Whenever I am able or think of that little note, I do what I can to bring my focus back around to what precious little time I have during any given day, with my daughter.  Even if it means watching her while she plays with someone else, or the dog, does her homework, fusses at me, goes off exploring ..

Or if it means I can just stay still for a few moments each morning and watch and listen to her breathe while she is still peacefully sleeping.  You know that moment.  There is nothing like it.

She may not be a baby anymore.  But it is a wonderful reminder for us in each God given day to slow down as best we can and appreciate the time we are given with those we love and hold dear.

…………….

As I was looking for who I might attribute the above words to, I found the following entire sweet poem:

Song for a Fifth Child

Mother, oh Mother, come shake out your cloth
empty the dustpan, poison the moth,
hang out the washing and butter the bread,
sew on a button and make up a bed.
Where is the mother whose house is so shocking?
She’s up in the nursery, blissfully rocking.

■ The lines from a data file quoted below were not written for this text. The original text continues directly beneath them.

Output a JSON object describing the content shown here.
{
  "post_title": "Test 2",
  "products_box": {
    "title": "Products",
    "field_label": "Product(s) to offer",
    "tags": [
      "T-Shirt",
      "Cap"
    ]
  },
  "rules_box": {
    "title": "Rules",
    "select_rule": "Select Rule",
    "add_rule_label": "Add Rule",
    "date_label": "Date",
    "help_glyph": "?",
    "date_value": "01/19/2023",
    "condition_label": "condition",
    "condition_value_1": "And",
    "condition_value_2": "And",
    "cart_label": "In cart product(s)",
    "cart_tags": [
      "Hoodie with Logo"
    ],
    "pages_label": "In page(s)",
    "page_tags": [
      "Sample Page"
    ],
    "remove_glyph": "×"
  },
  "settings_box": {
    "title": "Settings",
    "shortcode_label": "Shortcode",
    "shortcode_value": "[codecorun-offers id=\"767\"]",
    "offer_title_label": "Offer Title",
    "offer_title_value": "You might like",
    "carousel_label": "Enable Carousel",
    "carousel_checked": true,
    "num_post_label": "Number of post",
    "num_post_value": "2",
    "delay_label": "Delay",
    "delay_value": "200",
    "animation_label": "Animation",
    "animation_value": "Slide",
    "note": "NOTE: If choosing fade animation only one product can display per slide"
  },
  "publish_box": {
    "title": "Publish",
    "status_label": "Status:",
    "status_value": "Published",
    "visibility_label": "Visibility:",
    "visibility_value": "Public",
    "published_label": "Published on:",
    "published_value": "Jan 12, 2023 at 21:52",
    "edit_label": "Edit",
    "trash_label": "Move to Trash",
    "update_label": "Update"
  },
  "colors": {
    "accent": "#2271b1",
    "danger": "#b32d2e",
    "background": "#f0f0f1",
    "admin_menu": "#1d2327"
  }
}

Oh, I’ve grown shiftless as Little Boy Blue
(lullaby, rockaby, lullaby loo).
Dishes are waiting and bills are past due
(pat-a-cake, darling, and peek, peekaboo).
The shopping’s not done and there’s nothing for stew
and out in the yard there’s a hullabaloo
but I’m playing Kanga and this is my Roo.
Look! Aren’t her eyes the most wonderful hue?
(lullaby, rockaby, lullaby loo).

The cleaning and scrubbing will wait till tomorrow,
for children grow up, as I’ve learned to my sorrow.
So quiet down, cobwebs. Dust go to sleep.
I’m rocking my baby and babies don’t keep.

by Ruth Hulburt Hamilton